Below you'll find a little introduction to two-photon physics - porbabely more than you ever wanted to know about it.
A photon can, within the bounds of the uncertainty principle, fluctuate into a charged fermion/ anti-fermion pair, to either of which the other photon can couple. This fermion pair can be leptons or quarks. In the latter case, we distinguish several cases:
While the cross-section of annihilation falls with the center-of-mass energy, the cross-section of the photon scattering rises logarithmically ( green curve)
When such a scattering process takes place, the electrons that emmited the photons get scattered out of their trajectory. If this scattering angle is large enough, the electron is "seen" inside the the detector, and is called a tag.
The momentum transfer or the virtuality of the photon is expressed as . The scaling variable tells us what fraction of the photon momentum was carried by the struck fermion inside the photon. P^2 is the virtuality of the target photon and is very small. W is the invariant mass of the hadrons coming from the interaction.
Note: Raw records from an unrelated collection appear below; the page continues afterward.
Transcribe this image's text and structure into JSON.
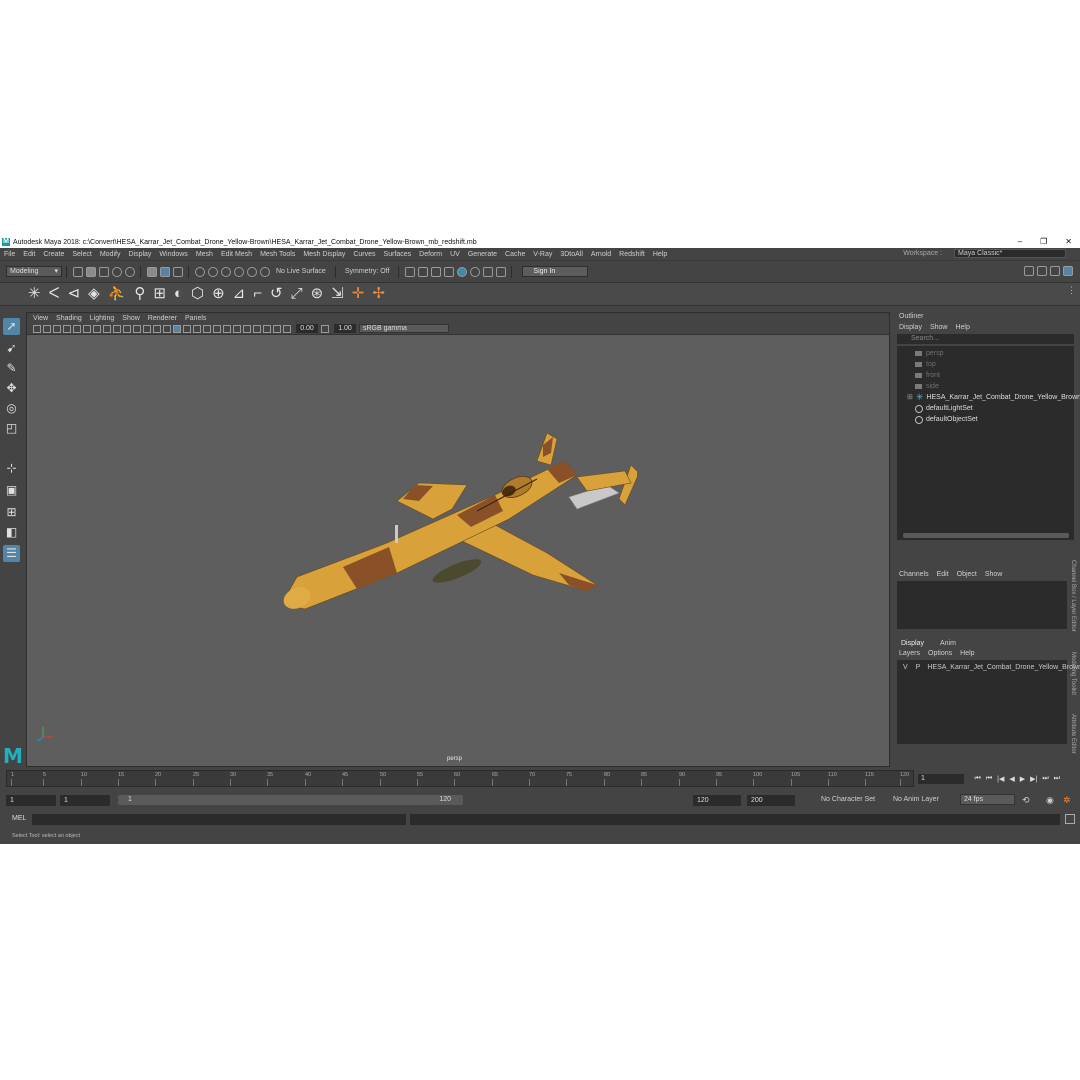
{
  "window": {
    "title": "Autodesk Maya 2018: c:\\Convert\\HESA_Karrar_Jet_Combat_Drone_Yellow-Brown\\HESA_Karrar_Jet_Combat_Drone_Yellow-Brown_mb_redshift.mb",
    "logo_letter": "M",
    "minimize": "–",
    "maximize": "❐",
    "close": "✕"
  },
  "menubar": {
    "items": [
      "File",
      "Edit",
      "Create",
      "Select",
      "Modify",
      "Display",
      "Windows",
      "Mesh",
      "Edit Mesh",
      "Mesh Tools",
      "Mesh Display",
      "Curves",
      "Surfaces",
      "Deform",
      "UV",
      "Generate",
      "Cache",
      "V-Ray",
      "3DtoAll",
      "Arnold",
      "Redshift",
      "Help"
    ],
    "workspace_label": "Workspace :",
    "workspace_value": "Maya Classic*"
  },
  "statusline": {
    "mode": "Modeling",
    "live_surface": "No Live Surface",
    "symmetry": "Symmetry: Off",
    "sign_in": "Sign In"
  },
  "viewport": {
    "menu": [
      "View",
      "Shading",
      "Lighting",
      "Show",
      "Renderer",
      "Panels"
    ],
    "exposure": "0.00",
    "gamma": "1.00",
    "color_space": "sRGB gamma",
    "camera_label": "persp",
    "model_colors": {
      "yellow": "#d9a13a",
      "brown": "#8a5128",
      "metal": "#c9c9c9",
      "bomb": "#4b4a2e"
    }
  },
  "outliner": {
    "title": "Outliner",
    "menu": [
      "Display",
      "Show",
      "Help"
    ],
    "search_placeholder": "Search...",
    "cameras": [
      "persp",
      "top",
      "front",
      "side"
    ],
    "group": "HESA_Karrar_Jet_Combat_Drone_Yellow_Brown_mb",
    "sets": [
      "defaultLightSet",
      "defaultObjectSet"
    ]
  },
  "channelbox": {
    "menu": [
      "Channels",
      "Edit",
      "Object",
      "Show"
    ]
  },
  "layers": {
    "tabs": [
      "Display",
      "Anim"
    ],
    "menu": [
      "Layers",
      "Options",
      "Help"
    ],
    "row": {
      "v": "V",
      "p": "P",
      "name": "HESA_Karrar_Jet_Combat_Drone_Yellow_Brown",
      "color": "#8a0f22"
    }
  },
  "side_tabs": [
    "Channel Box / Layer Editor",
    "Modeling Toolkit",
    "Attribute Editor"
  ],
  "timeslider": {
    "ticks": [
      "1",
      "5",
      "10",
      "15",
      "20",
      "25",
      "30",
      "35",
      "40",
      "45",
      "50",
      "55",
      "60",
      "65",
      "70",
      "75",
      "80",
      "85",
      "90",
      "95",
      "100",
      "105",
      "110",
      "115",
      "120"
    ],
    "current_frame": "1",
    "playback_icons": [
      "⏮",
      "⏮",
      "|◀",
      "◀",
      "▶",
      "▶|",
      "⏭",
      "⏭"
    ]
  },
  "range": {
    "start": "1",
    "start_inner": "1",
    "range_lo": "1",
    "range_hi": "120",
    "end_inner": "120",
    "end": "200",
    "character_set": "No Character Set",
    "anim_layer": "No Anim Layer",
    "fps": "24 fps"
  },
  "command": {
    "label": "MEL",
    "help": "Select Tool: select an object"
  }
}
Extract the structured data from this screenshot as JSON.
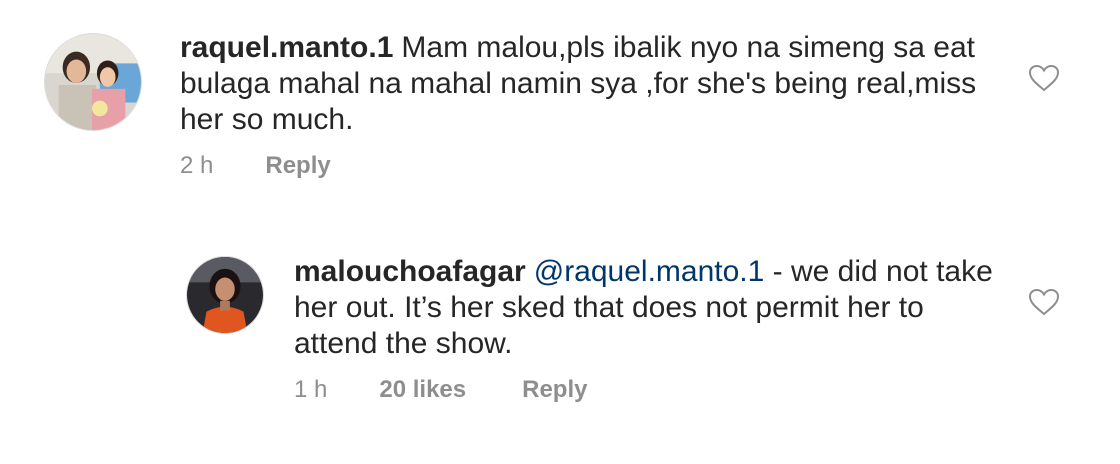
{
  "comments": [
    {
      "username": "raquel.manto.1",
      "text": "Mam malou,pls ibalik nyo na simeng sa eat bulaga mahal na mahal namin sya ,for she's being real,miss her so much.",
      "time": "2 h",
      "reply_label": "Reply",
      "avatar_icon": "avatar-photo-woman-and-child"
    }
  ],
  "replies": [
    {
      "username": "malouchoafagar",
      "mention": "@raquel.manto.1",
      "text": " - we did not take her out. It’s her sked that does not permit her to attend the show.",
      "time": "1 h",
      "likes": "20 likes",
      "reply_label": "Reply",
      "avatar_icon": "avatar-photo-woman-orange"
    }
  ],
  "icons": {
    "like": "heart-outline-icon"
  },
  "colors": {
    "text": "#262626",
    "meta": "#8e8e8e",
    "mention": "#00376b",
    "heart_stroke": "#8e8e8e"
  }
}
So, this is what a typical event looks like in the Opal detector: A tagged electron in the Forward Detector (right side) and some hadrons from the gamma-gamma collision.
The cross section of the process can be written in terms of the photon structure functions: